Any public health measure must always consider the financial impact of action. But it is simply misleading to talk about possible financial impact of a measure without also talking about the economic burden we are already facing. The economic argument for action is huge - £27billion a year. That's why we can't afford not to introduce the soft drinks industry levy.
Most of us don't know what an appropriate portion should look like and, following today's article in the BBC, we're under-reporting the amount of calories we eat by almost one-third. Apart from the 80g portion of fruit and vegetables we should eat a day, there are no official UK guidelines on portion sizes. With this in mind, here is my easy guide for understanding portion sizes and it's based on a simple tool - your hand!
Britain has now joined Mexico and France in taxing businesses when they compromise the health of our children. I don't believe it's anti-business. In the UK, kids and teenagers' single largest source of sugar is from sugary sweetened drinks and with one-third of kids overweight or obese, these statistics cannot be taken lightly anymore. Of course, industry totally disagree - what they all agree on is personal responsibility and self-regulation, and look where that got us. The announcement of a sugary drinks tax has sent ripples around the world, especially in countries where they're also struggling with childhood obesity.
Sugar is and will always be a treat, just like a glass of wine or the occasional cigarette but when there are equally bad effects on the health then surely its time that we call a cut on the amount that we consume. It may taste sweet initially, but the long term effects which aren't being showed to us should make you feel bitter.
You may only have thought acute conditions like anorexia, bulimia and binge eating were eating disorders. You'd be wrong. Constant, drastic dieting is not normal behaviour and many experts now consider it is one of the major factors contributing towards the obesity epidemic. A diet is really disordered eating.

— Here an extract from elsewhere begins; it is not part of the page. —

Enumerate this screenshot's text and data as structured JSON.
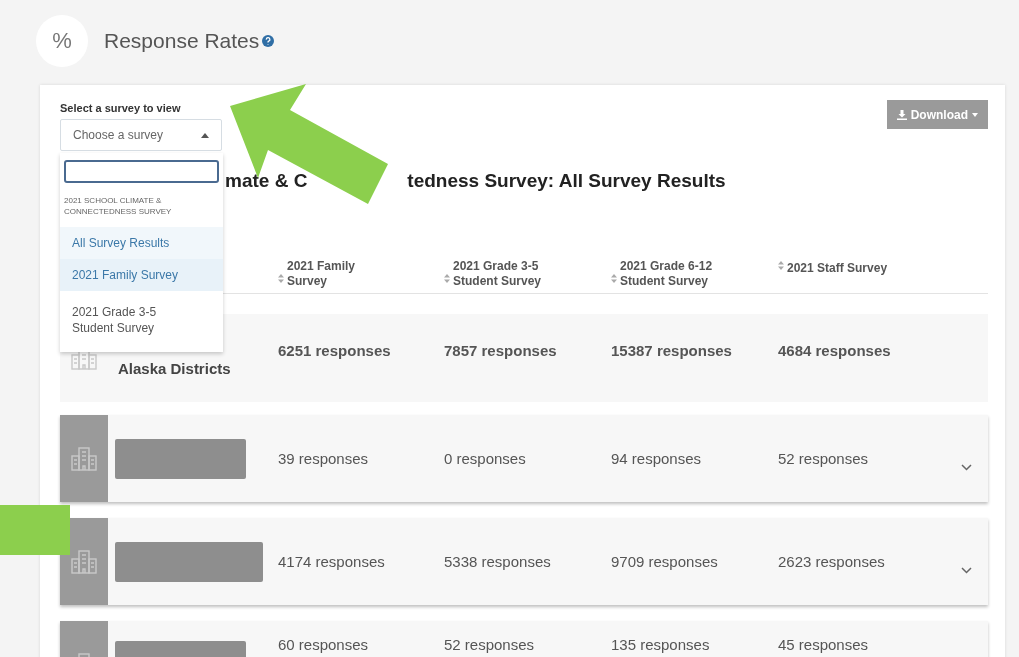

Sugar is the latest scapegoat in our fight against obesity. Why? Because we like to find external factors to blame rather than our inability to exert self restraint or improve our eating habits. Sugar inhibits the appetite control mechanisms in the brain which normally stop us eating when we feel full, so if we are to look for a cause, it could be said to fit the bill.
On their own, simple economic measures aimed at tackling some dimension of an unhealthy lifestyle cannot work. What is needed is a deeper understanding of why some people make unhealthy choices while others do not. These may include poverty and lack of information or education, but they may also include cognitive psychological differences.
As a step in the right direction, we're calling for all restaurants, pubs and cafes to give the option of children's portions of adult meals as standard, offered on the menu, not just for those who feel able to ask. we want children to be treated the same, if not better, than adults. It's time for kid's meals to grow up.